Mailbag: Ardipithecus, the documentary

Regarding the “Discovering Ardi” program:

I thought the animation of Ardipithecus walking was kind of wierdly UNhuman like actually. I'd have to go back and look at it again but it seemed kind of li ke a waddler..... NO?

The legs were totally straight; if it had been chimp-like, there would have been a bent-leg stride and more side-to-side.

I think the only thing chimp-like about it was that the toe-off required it to tripod up onto the 1-2 MT/P joints, kind of like a turkey walking.

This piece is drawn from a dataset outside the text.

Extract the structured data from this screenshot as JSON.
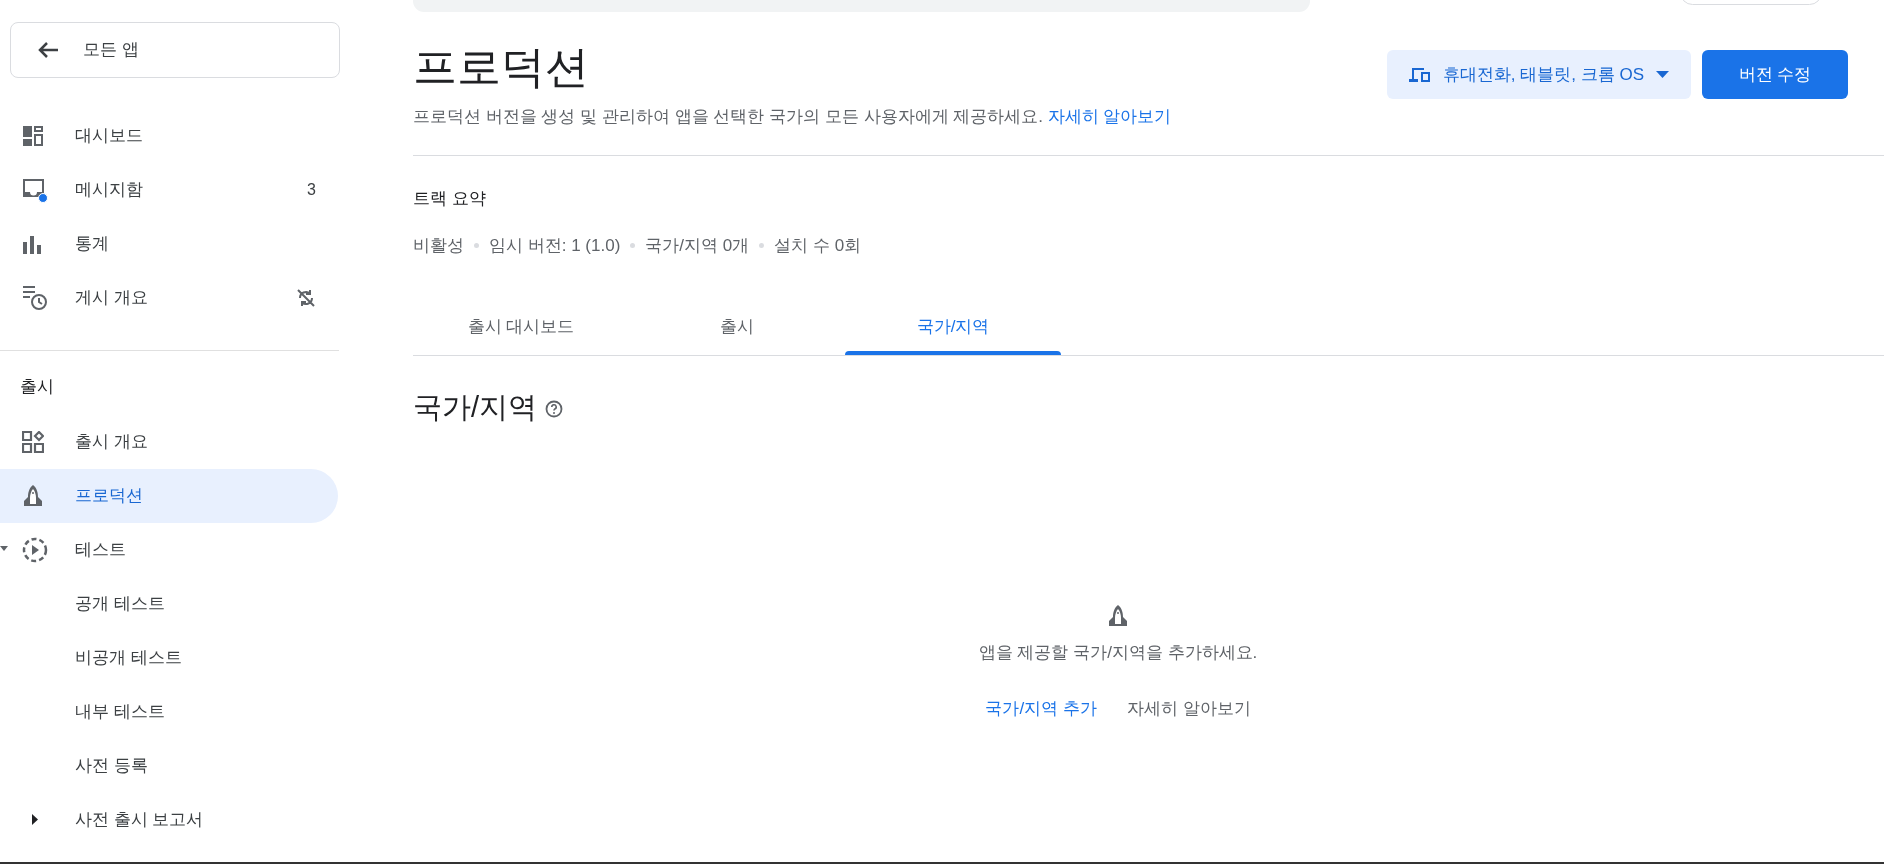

And then there was the arm-swing, which with a 1.5x human length arm looked like Shaggy from Scooby Doo.

And from another reader:

Many people seem to be searching for evidence of exclusive pair bonding among human ancestors in the archaeological record (e.g. Lovejoy's observations in the Ardi program). They are jumping to the wrong conclusion, I think. Exclusive pair bonding tends to create stronger pairs, but a weaker group. Network bonding (numerous partners both ways) tends to produce weaker individual pairs, but a stronger group. An anology from chemistry might be the differences between graphite and diamond caused by the differences in carbon bonds. In a small group, any bonding behavior that creates strong preferences and strong aversions should inevitably tend to create ready fracture lines within the group. Ultimately, this should tend to decrease the long term viability of both the group and the individuals. Conversely, bonds which criss-cross the group tend to make the loss of any one individual less painful and to make both the group and the remaining individuals more resilient. This search for pair exclusive bonding evidence seems to be an unwarranted intrusion of modern culture into scientific work.

I think this is a really good point.

I don’t know how much you know the field, but Lovejoy’s views on pair-bonding are highly ideosyncratic – they mostly bear influence because he is well-known for other work.

The idea of adapting to social networks is much more the wave of the future. It’s not immediately obvious what morphological correlates (if any) we might expect as a consequence of network bonding.